BHP, Rio Tinto agree to pay higher royalties

Rio Tinto and BHP Billiton have agreed to pay a higher iron ore royalty rate to the West Australian government, opening the way for them to integrate their Pilbara operations.


Premier Colin Barnett on Monday announced that from July 1 the two mining giants would pay 5.625 per cent in royalties on iron ore fines – the brittle and finer-grained iron ore product.

That is up from a 3.75 per cent concession rate the companies have enjoyed since the 1960s, partly in recognition of their contribution to building roads, ports, railways and townships in mining regions.

Iron ore fines were also previously not highly valued but have since become a key iron ore commodity.

The agreement, signed off by the WA cabinet on Monday, also involves the companies paying the government a combined one-off amount of $350 million, which will be earmarked for a new children’s hospital due to open in 2015, Mr Barnett said.

“This has been an exhausting, a very exacting, but a very good negotiation between the two largest mining companies in the world and the state of Western Australia.

“It is a good result and it is a fair result.

“It gives the companies what they have sought and gives a very substantial financial return to the people of Western Australia who are the owners of these Pilbara iron ore resources,” the premier said.

“Had we not done what has been done today, Western Australia would have been essentially selling its iron ore for decades to come at half price. That’s not acceptable.”

Mr Barnett said the agreements, reached after 12 months of often tough discussions, simply brought Rio Tinto and BHP into line with what other iron ore miners in WA were already paying.

He said the one-off payment of $350 million was partly in recognition of the WA government’s agreements that the companies could integrate their Pilbara operations, the “jewel in their corporate crown”.

That would allow them to share ports and railways and blend their iron ore, keeping them competitive in international markets, the premier said.

The agreement will bring in an additional $340 million to the WA government for the 2010-11 financial year, he said.

Mr Barnett said he expected the extra money the two companies paid to the WA government would be rebated to them under the federal government’s new resource super-profits tax (RSPT).

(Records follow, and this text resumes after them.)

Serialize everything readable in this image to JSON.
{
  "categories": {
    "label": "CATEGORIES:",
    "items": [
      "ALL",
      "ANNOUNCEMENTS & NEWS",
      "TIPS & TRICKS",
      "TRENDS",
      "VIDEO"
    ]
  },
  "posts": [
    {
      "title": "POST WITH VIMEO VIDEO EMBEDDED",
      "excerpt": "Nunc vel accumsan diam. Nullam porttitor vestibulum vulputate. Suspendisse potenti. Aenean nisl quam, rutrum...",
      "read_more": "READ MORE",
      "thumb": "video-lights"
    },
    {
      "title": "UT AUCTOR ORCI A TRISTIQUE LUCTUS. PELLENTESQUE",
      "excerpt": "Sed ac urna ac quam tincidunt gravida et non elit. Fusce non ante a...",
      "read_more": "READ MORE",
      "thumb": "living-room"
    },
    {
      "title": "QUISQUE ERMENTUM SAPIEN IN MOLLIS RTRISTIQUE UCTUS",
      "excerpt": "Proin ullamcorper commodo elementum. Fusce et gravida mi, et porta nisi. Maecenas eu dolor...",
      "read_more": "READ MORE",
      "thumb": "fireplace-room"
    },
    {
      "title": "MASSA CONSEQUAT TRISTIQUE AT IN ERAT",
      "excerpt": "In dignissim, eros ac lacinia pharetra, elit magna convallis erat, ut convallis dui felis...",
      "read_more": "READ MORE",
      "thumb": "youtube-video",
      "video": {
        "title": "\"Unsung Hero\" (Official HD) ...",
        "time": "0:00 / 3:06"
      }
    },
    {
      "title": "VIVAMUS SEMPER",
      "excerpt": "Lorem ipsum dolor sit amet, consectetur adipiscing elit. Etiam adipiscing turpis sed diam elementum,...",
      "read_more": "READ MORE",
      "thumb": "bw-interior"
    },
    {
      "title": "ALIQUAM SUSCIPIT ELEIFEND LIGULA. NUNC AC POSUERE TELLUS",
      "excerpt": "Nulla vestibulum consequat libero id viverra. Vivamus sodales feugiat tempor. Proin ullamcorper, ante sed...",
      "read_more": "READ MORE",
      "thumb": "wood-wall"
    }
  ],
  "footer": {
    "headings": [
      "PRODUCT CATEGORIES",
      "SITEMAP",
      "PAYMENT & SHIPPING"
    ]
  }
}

“However, I make it clear, the decision on royalties is independent of whatever the federal government might be proposing.

“This is not a higher rate of royalty, it is removing a concession the two companies had.”

Mr Barnett has been a vocal critic of the RSPT.